(Website and app data records)
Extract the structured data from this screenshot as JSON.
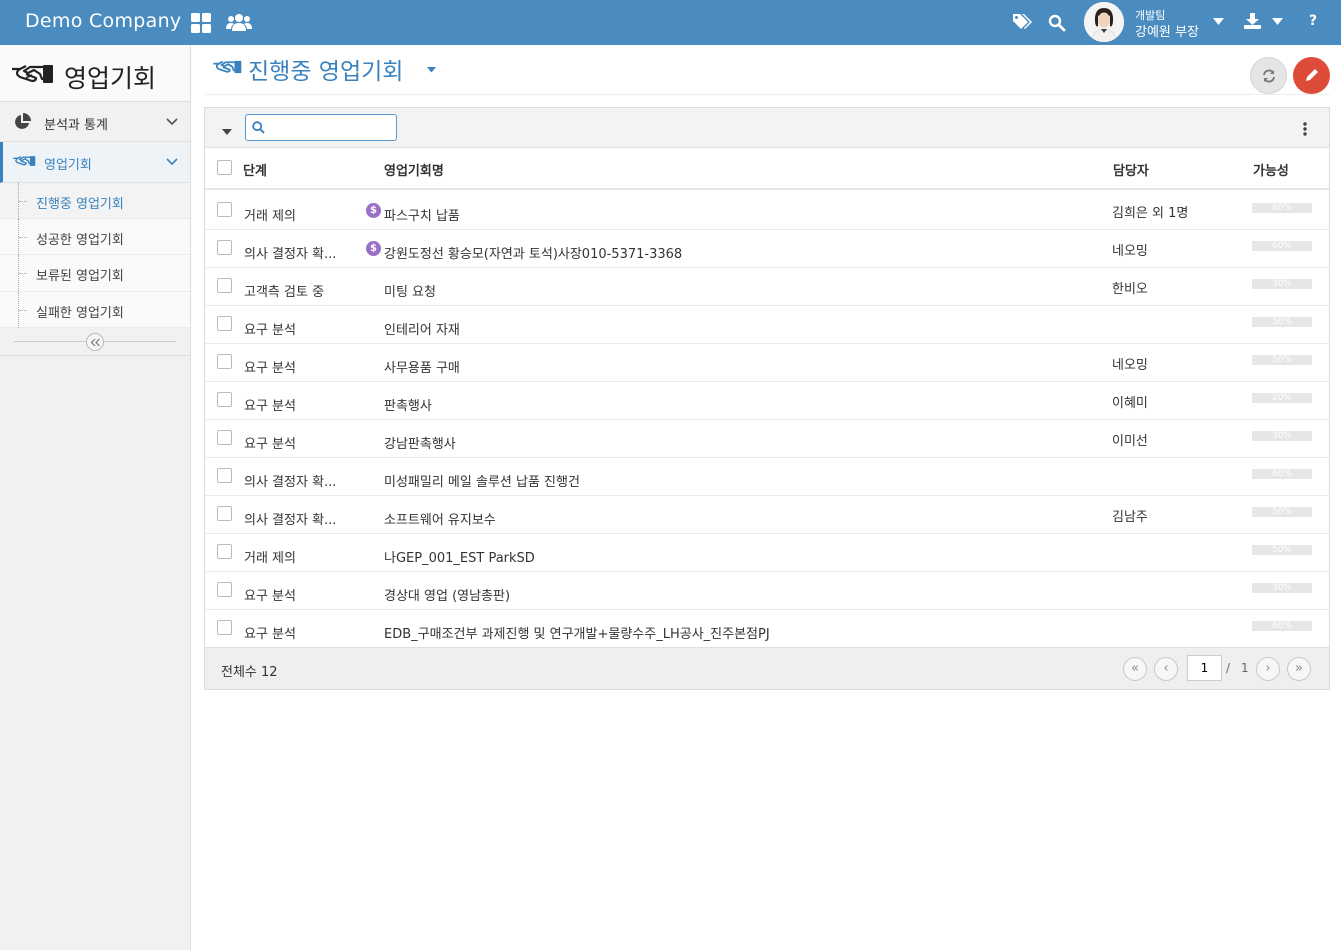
{
  "header": {
    "brand": "Demo Company",
    "icons": [
      "apps-grid-icon",
      "people-icon",
      "tags-icon",
      "search-icon",
      "download-icon",
      "help-icon"
    ],
    "user": {
      "team": "개발팀",
      "name": "강예원 부장"
    },
    "help_label": "?"
  },
  "sidebar": {
    "title": "영업기회",
    "menus": [
      {
        "label": "분석과 통계",
        "icon": "pie-chart-icon"
      },
      {
        "label": "영업기회",
        "icon": "handshake-icon",
        "active": true
      }
    ],
    "subitems": [
      {
        "label": "진행중 영업기회",
        "active": true
      },
      {
        "label": "성공한 영업기회"
      },
      {
        "label": "보류된 영업기회"
      },
      {
        "label": "실패한 영업기회"
      }
    ]
  },
  "main": {
    "title": "진행중 영업기회",
    "search_placeholder": "",
    "columns": {
      "stage": "단계",
      "name": "영업기회명",
      "owner": "담당자",
      "probability": "가능성"
    },
    "rows": [
      {
        "stage": "거래 제의",
        "name": "파스구치 납품",
        "dollar": true,
        "owner": "김희은 외 1명",
        "probability": 80,
        "probability_label": "80%"
      },
      {
        "stage": "의사 결정자 확...",
        "name": "강원도정선 황승모(자연과 토석)사장010-5371-3368",
        "dollar": true,
        "owner": "네오밍",
        "probability": 60,
        "probability_label": "60%"
      },
      {
        "stage": "고객측 검토 중",
        "name": "미팅 요청",
        "dollar": false,
        "owner": "한비오",
        "probability": 30,
        "probability_label": "30%"
      },
      {
        "stage": "요구 분석",
        "name": "인테리어 자재",
        "dollar": false,
        "owner": "",
        "probability": 50,
        "probability_label": "50%"
      },
      {
        "stage": "요구 분석",
        "name": "사무용품 구매",
        "dollar": false,
        "owner": "네오밍",
        "probability": 50,
        "probability_label": "50%"
      },
      {
        "stage": "요구 분석",
        "name": "판촉행사",
        "dollar": false,
        "owner": "이혜미",
        "probability": 20,
        "probability_label": "20%"
      },
      {
        "stage": "요구 분석",
        "name": "강남판촉행사",
        "dollar": false,
        "owner": "이미선",
        "probability": 30,
        "probability_label": "30%"
      },
      {
        "stage": "의사 결정자 확...",
        "name": "미성패밀리 메일 솔루션 납품 진행건",
        "dollar": false,
        "owner": "",
        "probability": 60,
        "probability_label": "60%"
      },
      {
        "stage": "의사 결정자 확...",
        "name": "소프트웨어 유지보수",
        "dollar": false,
        "owner": "김남주",
        "probability": 50,
        "probability_label": "50%"
      },
      {
        "stage": "거래 제의",
        "name": "나GEP_001_EST ParkSD",
        "dollar": false,
        "owner": "",
        "probability": 50,
        "probability_label": "50%"
      },
      {
        "stage": "요구 분석",
        "name": "경상대 영업 (영남총판)",
        "dollar": false,
        "owner": "",
        "probability": 30,
        "probability_label": "30%"
      },
      {
        "stage": "요구 분석",
        "name": "EDB_구매조건부 과제진행 및 연구개발+물량수주_LH공사_진주본점PJ",
        "dollar": false,
        "owner": "",
        "probability": 60,
        "probability_label": "60%"
      }
    ],
    "footer": {
      "total_label": "전체수 12",
      "current_page": "1",
      "separator": "/",
      "total_pages": "1"
    }
  },
  "colors": {
    "header_bg": "#4a8bc0",
    "accent": "#3a82bf",
    "edit_button": "#dd4b39",
    "dollar_badge": "#9b6fc7"
  }
}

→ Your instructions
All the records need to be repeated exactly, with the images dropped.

→ Solved problem
Extract the structured data from this screenshot as JSON.
{
  "header": {
    "brand": "Demo Company",
    "icons": [
      "apps-grid-icon",
      "people-icon",
      "tags-icon",
      "search-icon",
      "download-icon",
      "help-icon"
    ],
    "user": {
      "team": "개발팀",
      "name": "강예원 부장"
    },
    "help_label": "?"
  },
  "sidebar": {
    "title": "영업기회",
    "menus": [
      {
        "label": "분석과 통계",
        "icon": "pie-chart-icon"
      },
      {
        "label": "영업기회",
        "icon": "handshake-icon",
        "active": true
      }
    ],
    "subitems": [
      {
        "label": "진행중 영업기회",
        "active": true
      },
      {
        "label": "성공한 영업기회"
      },
      {
        "label": "보류된 영업기회"
      },
      {
        "label": "실패한 영업기회"
      }
    ]
  },
  "main": {
    "title": "진행중 영업기회",
    "search_placeholder": "",
    "columns": {
      "stage": "단계",
      "name": "영업기회명",
      "owner": "담당자",
      "probability": "가능성"
    },
    "rows": [
      {
        "stage": "거래 제의",
        "name": "파스구치 납품",
        "dollar": true,
        "owner": "김희은 외 1명",
        "probability": 80,
        "probability_label": "80%"
      },
      {
        "stage": "의사 결정자 확...",
        "name": "강원도정선 황승모(자연과 토석)사장010-5371-3368",
        "dollar": true,
        "owner": "네오밍",
        "probability": 60,
        "probability_label": "60%"
      },
      {
        "stage": "고객측 검토 중",
        "name": "미팅 요청",
        "dollar": false,
        "owner": "한비오",
        "probability": 30,
        "probability_label": "30%"
      },
      {
        "stage": "요구 분석",
        "name": "인테리어 자재",
        "dollar": false,
        "owner": "",
        "probability": 50,
        "probability_label": "50%"
      },
      {
        "stage": "요구 분석",
        "name": "사무용품 구매",
        "dollar": false,
        "owner": "네오밍",
        "probability": 50,
        "probability_label": "50%"
      },
      {
        "stage": "요구 분석",
        "name": "판촉행사",
        "dollar": false,
        "owner": "이혜미",
        "probability": 20,
        "probability_label": "20%"
      },
      {
        "stage": "요구 분석",
        "name": "강남판촉행사",
        "dollar": false,
        "owner": "이미선",
        "probability": 30,
        "probability_label": "30%"
      },
      {
        "stage": "의사 결정자 확...",
        "name": "미성패밀리 메일 솔루션 납품 진행건",
        "dollar": false,
        "owner": "",
        "probability": 60,
        "probability_label": "60%"
      },
      {
        "stage": "의사 결정자 확...",
        "name": "소프트웨어 유지보수",
        "dollar": false,
        "owner": "김남주",
        "probability": 50,
        "probability_label": "50%"
      },
      {
        "stage": "거래 제의",
        "name": "나GEP_001_EST ParkSD",
        "dollar": false,
        "owner": "",
        "probability": 50,
        "probability_label": "50%"
      },
      {
        "stage": "요구 분석",
        "name": "경상대 영업 (영남총판)",
        "dollar": false,
        "owner": "",
        "probability": 30,
        "probability_label": "30%"
      },
      {
        "stage": "요구 분석",
        "name": "EDB_구매조건부 과제진행 및 연구개발+물량수주_LH공사_진주본점PJ",
        "dollar": false,
        "owner": "",
        "probability": 60,
        "probability_label": "60%"
      }
    ],
    "footer": {
      "total_label": "전체수 12",
      "current_page": "1",
      "separator": "/",
      "total_pages": "1"
    }
  },
  "colors": {
    "header_bg": "#4a8bc0",
    "accent": "#3a82bf",
    "edit_button": "#dd4b39",
    "dollar_badge": "#9b6fc7"
  }
}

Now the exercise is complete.